- New Tires: Worn tires will perform less when going off-road, and tires are often worn down through use and age. New tires are a worthy investment for your Unimog not only for looks but also for safety while going off-road.
- LED Lights: Unimogs that are older often come equipped with faded, insufficient, fluorescent headlights. This means that driving them is less safe, especially if you are driving at night. It is important to upgrade to more power-efficient LED lights for your Unimog and is one of the less costly upgrades thanks to OZ-USA.
LED Lights for Your Unimog
Unimogs are a high-cost truck, but are also highly valuable and collectible. If you decide to get one, especially an older model, it is important to think about upgrading your lights. You may be thinking that you have already spent a lot on simply buying and transporting your Unimog, why do you need to spend any more on upgrades? Well, the fluorescent bulbs that come in older Unimog headlights are not only inferior in lighting quality but also are less efficient in power.
Thanks to OZ-USA’s LED lights, you do not have to spend a fortune on upgrading your lights. The LED lights provided by OZ-USA are easy to install, power-efficient, high-quality, long-lasting, and bright enough to power your off-road adventures. Shipped from their California warehouse, these lights will not take nearly as long to get to you as your Unimog, and will greatly improve your Unimog off-road experience!
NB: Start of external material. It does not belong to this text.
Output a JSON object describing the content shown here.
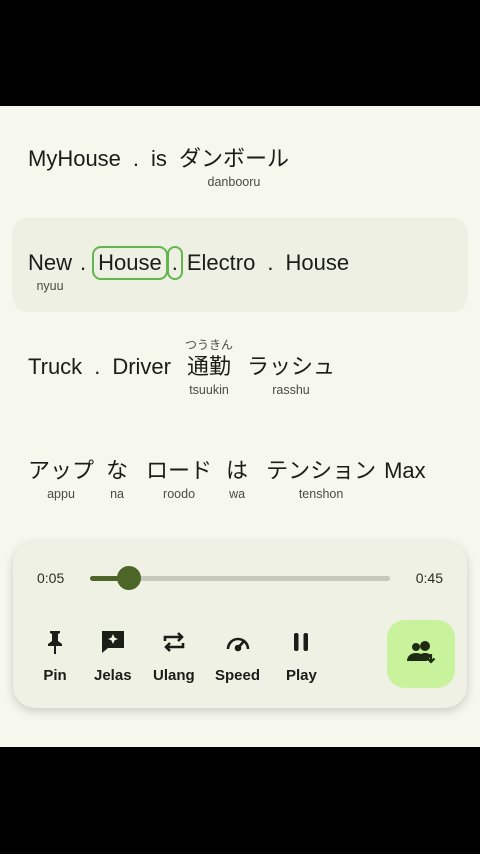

For more information about their lights and how they will fit with your Unimog, visit oz-usa.com or call them at 619-618-0444 with your questions or concerns.